    Of course, that’s the trouble with the US, isn’t it? They’re big enough not to have to care about what anyone thinks of what they do. A bunch of lawyers notwithstanding, most of the rest of us are prepared simply to kiss ass for our own wellbeing.

    Sad isn’t it?

  2. Jamie says:

    Awesome site!

    Lovely french taunting! Now go away before I taunt you some more!

  3. K B says:

    “Of course, that’s the trouble with the US, isn’t it? They’re big enough not to have to care about what anyone thinks of what they do.” – N

    I remember worrying for the U.S. when the Soviet Union fell apart. Not that I didn’t welcome the U.S.S.R.’s collapse, only I feared what would happen to the U.S. as a result. The existence of the Soviet Union always forced the U.S. to compare itself with the Soviets. If we infringed on the liberty of citizens, people would always jump up and say “Aha!” because a parallel would be seen between it and the way the Soviets treated its own citizens (domestic spying, for example). Same way regarding foreign policy. Does anyone believe that we could or would have overthrown Saddam Hussein had the Soviet Union still been intact? Likewise on the domestic front: Would the Patriot Act have ever come into existence with the U.S.S.R. still intact? Or would comparisons of its provisions with Soviet procedures have prevented its passage? (I’m betting that Congressmen would at least have *read* it.)
    The chess master Nmzowitsch suggested choosing a “born enemy” to topple from his throne in order to improve oneself.
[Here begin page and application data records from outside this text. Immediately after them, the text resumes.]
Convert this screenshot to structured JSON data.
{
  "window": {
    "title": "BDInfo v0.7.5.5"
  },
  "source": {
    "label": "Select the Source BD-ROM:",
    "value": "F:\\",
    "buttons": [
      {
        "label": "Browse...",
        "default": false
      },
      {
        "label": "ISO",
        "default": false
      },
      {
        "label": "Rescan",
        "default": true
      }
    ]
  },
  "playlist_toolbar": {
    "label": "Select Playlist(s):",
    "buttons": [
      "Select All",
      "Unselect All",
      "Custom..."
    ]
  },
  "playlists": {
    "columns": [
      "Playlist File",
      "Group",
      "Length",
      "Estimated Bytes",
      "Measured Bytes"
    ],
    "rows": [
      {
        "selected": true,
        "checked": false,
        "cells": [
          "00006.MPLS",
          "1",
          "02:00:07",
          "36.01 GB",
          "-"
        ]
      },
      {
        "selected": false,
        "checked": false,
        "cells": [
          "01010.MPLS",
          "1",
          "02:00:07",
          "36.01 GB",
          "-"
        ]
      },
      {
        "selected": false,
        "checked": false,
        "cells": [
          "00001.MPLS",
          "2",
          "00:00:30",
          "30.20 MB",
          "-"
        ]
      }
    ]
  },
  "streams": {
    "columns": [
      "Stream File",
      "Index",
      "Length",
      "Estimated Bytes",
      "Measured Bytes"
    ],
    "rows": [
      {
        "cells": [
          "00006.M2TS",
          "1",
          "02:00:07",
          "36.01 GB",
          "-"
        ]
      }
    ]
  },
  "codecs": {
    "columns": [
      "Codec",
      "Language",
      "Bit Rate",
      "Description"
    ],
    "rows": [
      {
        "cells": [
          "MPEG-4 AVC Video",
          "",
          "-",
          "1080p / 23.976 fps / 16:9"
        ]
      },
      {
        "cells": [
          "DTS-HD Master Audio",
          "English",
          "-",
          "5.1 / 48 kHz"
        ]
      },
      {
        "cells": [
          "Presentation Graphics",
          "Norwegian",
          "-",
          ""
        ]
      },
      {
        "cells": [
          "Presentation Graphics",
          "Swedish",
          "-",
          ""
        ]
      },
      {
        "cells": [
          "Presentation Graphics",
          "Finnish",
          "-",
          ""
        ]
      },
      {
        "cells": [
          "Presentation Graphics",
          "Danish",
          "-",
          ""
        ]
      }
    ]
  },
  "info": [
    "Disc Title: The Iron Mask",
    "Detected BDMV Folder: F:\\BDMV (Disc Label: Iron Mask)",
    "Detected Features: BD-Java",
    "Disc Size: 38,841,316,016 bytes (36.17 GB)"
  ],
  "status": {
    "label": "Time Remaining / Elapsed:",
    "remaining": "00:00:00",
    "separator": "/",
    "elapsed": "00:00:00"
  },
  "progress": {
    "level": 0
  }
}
In his psychological and over-the-board battles with Tarrasch, he was always trying to show that Tarrasch really understood nothing about the game, and in the process uncovered many new and innovative ideas. Sometimes I think that the U.S.S.R.’s existence helped keep America’s eye on the ball. There are plenty of other bad guys out there whom we could look upon as examples of what not to be like, but for some reason they do not capture our imagination like the Soviets did. They were definitely our “born enemy,” to use Nimzowitsch’s term.
    Of course, some would say that terrorists are our new “born enemy,” but that doesn’t work, because people who cut other people’s heads off for no particular reason are entirely too vile to provide any moral comparison whatsoever. We are not even tempted to cut heads off of innocent people. It was more instructive to have an enemy who, for example, followed its citizens around on the street for no good reason, just for purposes of, well, homeland security…. (A Russian professor I knew once told how he and others would actually play games mocking and then eluding these law enforcement ninnies.)
    I know that we are supposed to believe that “the world changed after 9/11,” but I’m not buying it. In fact, I find the statement repulsive. It’s the same world, with the same challenge: How do you achieve safety while maintaining liberty? Whenever the politicians and the media repeat the mantra “The World Changed After 9/11,” I always worry what grand ideas they are about to introduce next….

  4. Christopher Coulter says:

    Ahhhh, but that Benedict Arnold was as successful at Quebec City, as he had been in Ticonderoga and Crown Point. What could have been on Dec 31st, 1775, where it not for the long hard journey up the Kennebec and Chaudière rivers in Maine and Montgomery’s subsequent fall, well British North America, would have been spared from all things British, and “Canada” would have become the 14th State. Alas.

  5. Justin says:

    This President is one of the best presidents the United States has ever had the privelege to have! And for people like yourself who ignore the truth and pervert the public with this idiotic ideology is just plain wrong. You’re only jealous of this individual and how dare you criticize him the way you’re doing. You don’t even have the decency to RESPECTFULLY disagree with him via that sign you proudly hold. We got so many Michael Moore people in this world and when John Kerry told us to bring it on, well, guess what, us Republicans did and look what happened? Looks like the majority of the nation was for this guy, after all, right?

    So, get over it, in closing. I, along with millions upon millions of people feel safer because of what he did, does and what he’s about to do 🙂

    God bless America!



Bad Behavior has blocked 5238 access attempts in the last 7 days.